Castleton’s Sociology Program is recognized as the University's first “engaged” academic program for its commitment to experiential study, service learning, civic engagement, community development, and sustainability.

Sociology plays an important role in our world. Through the scientific study of society and culture, sociology prepares students for the rapidly changing world in which we live. Core courses in sociological perspectives, social theory, and research provide the foundation for many options of study, especially in cultural anthropology, power and conflict, community studies, and criminology.

Sociology Program Highlights

  • Degree tracks in Sociology, Criminology and Cultural Anthropology.
  • Our Sociology faculty includes experts in a wide range of subjects, including: qualitative and quantitative research, sociological theory, cultural anthropology, religion, environmentalism, social movements, community studies, globalization and social change, music, criminology, gerontology, mental health, health care, sociology of education, and race, ethnicity and gender.
  • The Sociology program helps you develop sociological perspectives on social structure and culture, social change and conflict, globalization and international development. In addition to a broad and deep knowledge base, you gain the “flexible skills” required for a globalizing world.

Sociology Outside of the Classroom
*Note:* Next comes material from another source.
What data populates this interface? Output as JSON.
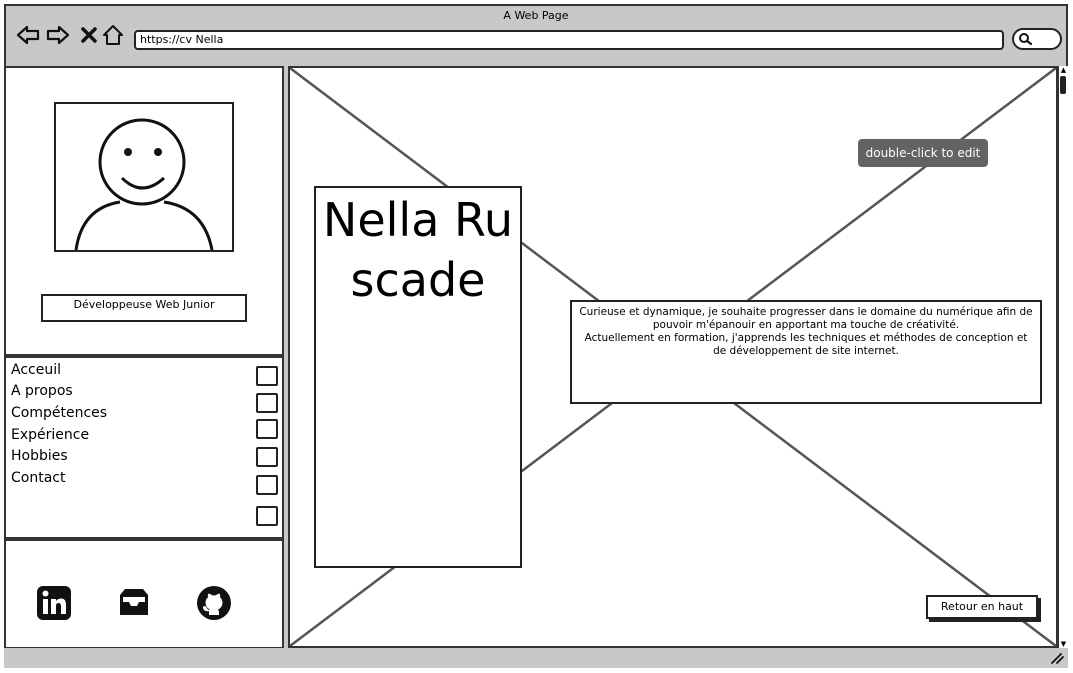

Numerous opportunities to pursue both education and community involvement are available through the Sociology program. Here are a few examples of how sociology students and faculty have made positive changes:

  • Buckner Preserve Study and Maintenance Program
  • The Green Campus Initiative
  • The CHANGE Initiative
  • Peer Advocates For Change
  • Sociology Research Projects 
  • The Sustainability Club
  • The Outside Classroom
  • Brickyard Snowboard Park
  • Moriarty Gardens

Student Research in Sociology

Each semester students in the Sociological Research Methods class solicit research ideas and topics from the University community. From the topics submitted, between eight and 12 are chosen for research by the students.

Each group of two students conceptualizes and operationalizes the ideas for inclusion in a questionnaire, which is administered face-to-face or over the phone to a randomly selected group of Castleton students.

The data is analyzed and presented to the community in poster and paper format. Past projects have dealt with topics such as:

  • Student debt
  • Themed housing
  • First-Year Seminar Program
  • Academic support for students
  • Reading habits and library needs

Various offices and programs have benefitted and used the data from the projects to bring change to our campus.

Sociology Program Outcomes

Many graduates of the Sociology program go on to graduate or professional school to study sociology, cultural anthropology, social work, law, international development, and criminology.